After seeing his quick responses, I decided to write something on his wall to see if he would respond. I knew I had to post something that would get his attention rather than the usual "OMG Anthony, I love you and want to have your babies!" that was scattered throughout his wall. My boyfriend, Mark, helped me think of a random question that would grab his attention immediately. I posted a question that Mark and his twenty something year old co-workers were debating about earlier in the day. "Who is faster, Speedy Gonzalez or Road Runner?" While I thought it was one of the most embarrassing things I have ever done due to it's immature nature, Anthony Green actually responded within 10 minutes of me posting it. "Speedy", he wrote. I screamed as loud as pre-teen girl at a Jonas Brothers concert. Not only did he make my night (ok, maybe my week), he settled a very intense debate between my boyfriend and his co-workers (sad, I know). Something that took a few seconds for him to do impacted me greatly since he took the time to read and respond to what I wrote, no matter how silly it was.

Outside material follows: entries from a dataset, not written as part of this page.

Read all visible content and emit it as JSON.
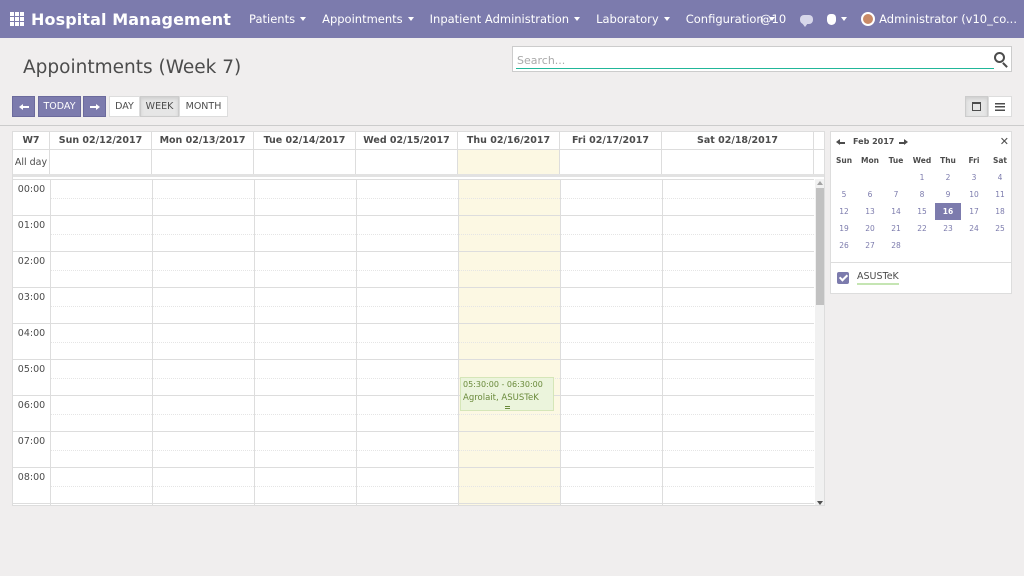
{
  "navbar": {
    "brand": "Hospital Management",
    "menu": [
      "Patients",
      "Appointments",
      "Inpatient Administration",
      "Laboratory",
      "Configuration"
    ],
    "mentions": "@10",
    "user": "Administrator (v10_co..."
  },
  "page": {
    "title": "Appointments (Week 7)",
    "search_placeholder": "Search..."
  },
  "toolbar": {
    "today": "TODAY",
    "views": [
      "DAY",
      "WEEK",
      "MONTH"
    ],
    "active_view": "WEEK"
  },
  "calendar": {
    "week_label": "W7",
    "days": [
      "Sun 02/12/2017",
      "Mon 02/13/2017",
      "Tue 02/14/2017",
      "Wed 02/15/2017",
      "Thu 02/16/2017",
      "Fri 02/17/2017",
      "Sat 02/18/2017"
    ],
    "today_index": 4,
    "allday_label": "All day",
    "hours": [
      "00:00",
      "01:00",
      "02:00",
      "03:00",
      "04:00",
      "05:00",
      "06:00",
      "07:00",
      "08:00"
    ],
    "event": {
      "time": "05:30:00 - 06:30:00",
      "title": "Agrolait, ASUSTeK",
      "day_index": 4,
      "start_hour": 5.5,
      "end_hour": 6.5
    }
  },
  "mini_calendar": {
    "title": "Feb 2017",
    "dow": [
      "Sun",
      "Mon",
      "Tue",
      "Wed",
      "Thu",
      "Fri",
      "Sat"
    ],
    "weeks": [
      [
        "",
        "",
        "",
        "1",
        "2",
        "3",
        "4"
      ],
      [
        "5",
        "6",
        "7",
        "8",
        "9",
        "10",
        "11"
      ],
      [
        "12",
        "13",
        "14",
        "15",
        "16",
        "17",
        "18"
      ],
      [
        "19",
        "20",
        "21",
        "22",
        "23",
        "24",
        "25"
      ],
      [
        "26",
        "27",
        "28",
        "",
        "",
        "",
        ""
      ]
    ],
    "selected": "16"
  },
  "filters": [
    {
      "label": "ASUSTeK",
      "checked": true
    }
  ],
  "colors": {
    "brand": "#7c7bad",
    "today_bg": "#fcf8e3",
    "event_bg": "#ebf4dc",
    "search_underline": "#21b799"
  }
}
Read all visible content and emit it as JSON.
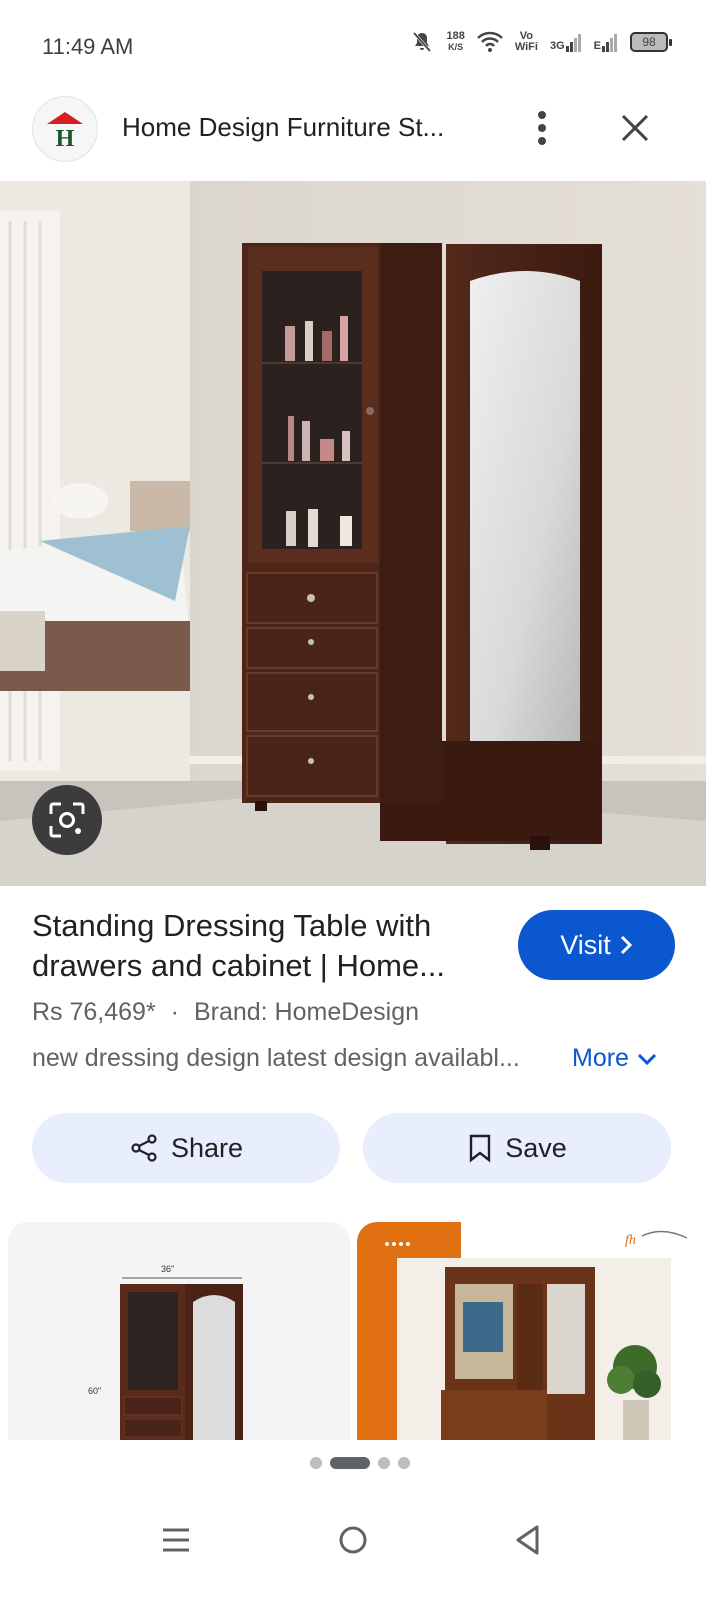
{
  "status_bar": {
    "time": "11:49 AM",
    "data_rate": "188",
    "data_unit": "K/S",
    "volte_top": "Vo",
    "volte_bottom": "WiFi",
    "network_type_1": "3G",
    "network_type_2": "E",
    "battery": "98"
  },
  "header": {
    "site_title": "Home Design Furniture St...",
    "logo_letter": "H"
  },
  "product": {
    "title": "Standing Dressing Table with drawers and cabinet | Home...",
    "visit_label": "Visit",
    "price": "Rs 76,469*",
    "separator": "·",
    "brand": "Brand: HomeDesign",
    "description": "new dressing design latest design availabl...",
    "more_label": "More",
    "share_label": "Share",
    "save_label": "Save"
  },
  "related": {
    "left_width_label": "36\"",
    "left_height_label": "60\"",
    "right_brand": "fh"
  },
  "pager": {
    "total": 4,
    "active_index": 1
  },
  "colors": {
    "accent": "#0b57d0",
    "button_bg": "#e8eefb",
    "wood": "#4a2518"
  }
}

Besides interacting with fans, there are many different ways that artists are using the Internet to their advantage. 30 Seconds to Mars reached out to their fans on MySpace and Twitter to solicit backup singers for the latest album, This Is War. This not only benefits the artist but also fans who dream of singing on their favorite band's tracks.
Artists are also profiting from social media websites by using it as a medium to increase sales of albums, merch, fan club memberships and tickets. Fans can also benefit from this because the many musicians not only sell hard copies of albums on their websites, Facebook and MySpace pages but they are embracing digital albums sales as a much more cost efficient (and legal) way to purchase music online.

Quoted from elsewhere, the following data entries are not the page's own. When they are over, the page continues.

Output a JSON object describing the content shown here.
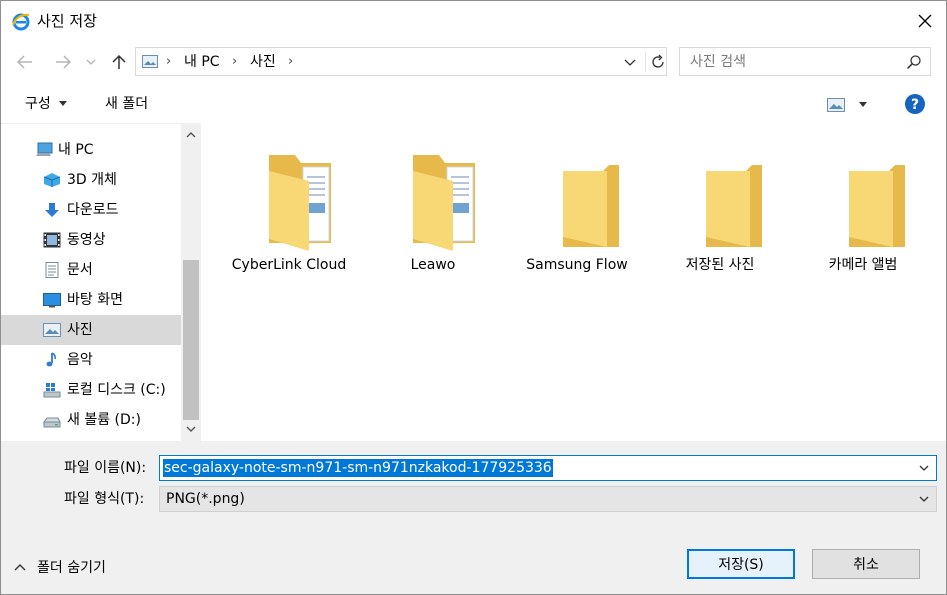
{
  "window": {
    "title": "사진 저장"
  },
  "address": {
    "crumbs": [
      "내 PC",
      "사진"
    ]
  },
  "search": {
    "placeholder": "사진 검색"
  },
  "commands": {
    "organize": "구성",
    "new_folder": "새 폴더"
  },
  "nav": {
    "items": [
      {
        "label": "내 PC",
        "icon": "computer-icon"
      },
      {
        "label": "3D 개체",
        "icon": "3d-objects-icon"
      },
      {
        "label": "다운로드",
        "icon": "download-icon"
      },
      {
        "label": "동영상",
        "icon": "video-icon"
      },
      {
        "label": "문서",
        "icon": "document-icon"
      },
      {
        "label": "바탕 화면",
        "icon": "desktop-icon"
      },
      {
        "label": "사진",
        "icon": "pictures-icon",
        "selected": true
      },
      {
        "label": "음악",
        "icon": "music-icon"
      },
      {
        "label": "로컬 디스크 (C:)",
        "icon": "windows-drive-icon"
      },
      {
        "label": "새 볼륨 (D:)",
        "icon": "drive-icon"
      }
    ]
  },
  "files": [
    {
      "name": "CyberLink Cloud",
      "icon": "folder-with-files-icon"
    },
    {
      "name": "Leawo",
      "icon": "folder-with-files-icon"
    },
    {
      "name": "Samsung Flow",
      "icon": "folder-icon"
    },
    {
      "name": "저장된 사진",
      "icon": "folder-icon"
    },
    {
      "name": "카메라 앨범",
      "icon": "folder-icon"
    }
  ],
  "form": {
    "filename_label": "파일 이름(N):",
    "filename_value": "sec-galaxy-note-sm-n971-sm-n971nzkakod-177925336",
    "filetype_label": "파일 형식(T):",
    "filetype_value": "PNG(*.png)"
  },
  "footer": {
    "hide_folders": "폴더 숨기기",
    "save": "저장(S)",
    "cancel": "취소"
  },
  "colors": {
    "accent": "#0078d7",
    "folder": "#f8d775",
    "selection": "#d9d9d9"
  }
}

Social media is becoming a necessity for established artists; not just up and coming musicians. A creative social media campaign can either make or break a career. If an artist fails to successfully engage the technology savvy demographic, they will lose the opportunity to inexpensively engage a large portion of music lovers. Over the last five years, social media sites have exploded in popularity and everyone, including your parents, has given into the phenomenon. This has made it that much easier for artists to become discovered on both the local and national levels without the backing of a major record label. If you haven't already, I encourage you to add your favorite musicians on Facebook, MySpace, Twitter, or any other social media site you use and reap the benefits of being "in the know". Perks can include the ability to purchase tour tickets before the general public, and free iTunes downloads.The real benefit is being able to engage and connect with your favorite band or artist on a more "personal" level.

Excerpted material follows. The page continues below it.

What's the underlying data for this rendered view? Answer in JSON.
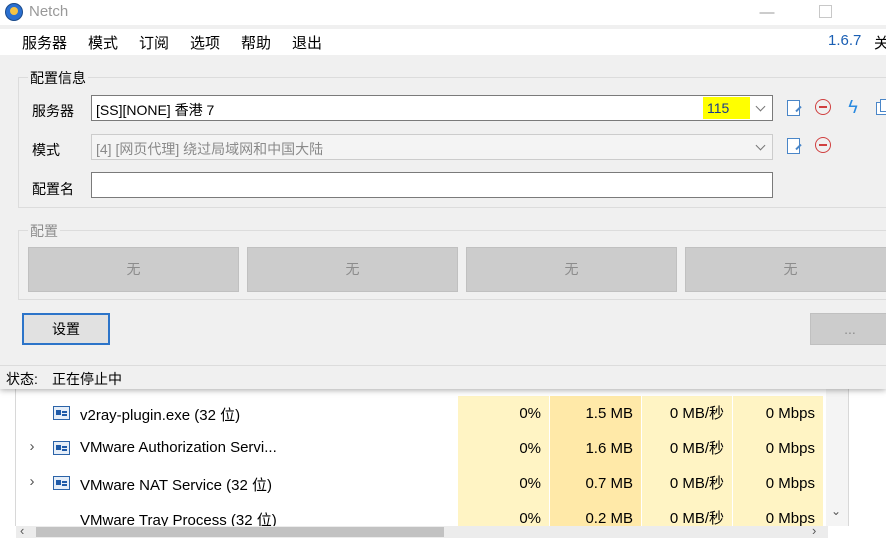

- I'm 24, despite the fact that I still tell people I'm 21 because I can't remember my age (that's what I like to tell myself but I think I'm just afraid of aging). College graduate. Work in advertising. Trying to find my "dream job" where I enjoy waking up everyday to go to work (one can dream). Living life to the fullest with no regrets. I love music-I listen to it about 18 hours a day (the other 6, if I'm lucky, are spent sleeping). I'm a health nut and recently discovered the joy of bikram yoga. I enjoy working out, traveling, going to concerts and sporting events, running in races for charities, and bargain shopping. I hope one day I'm around to witness world peace.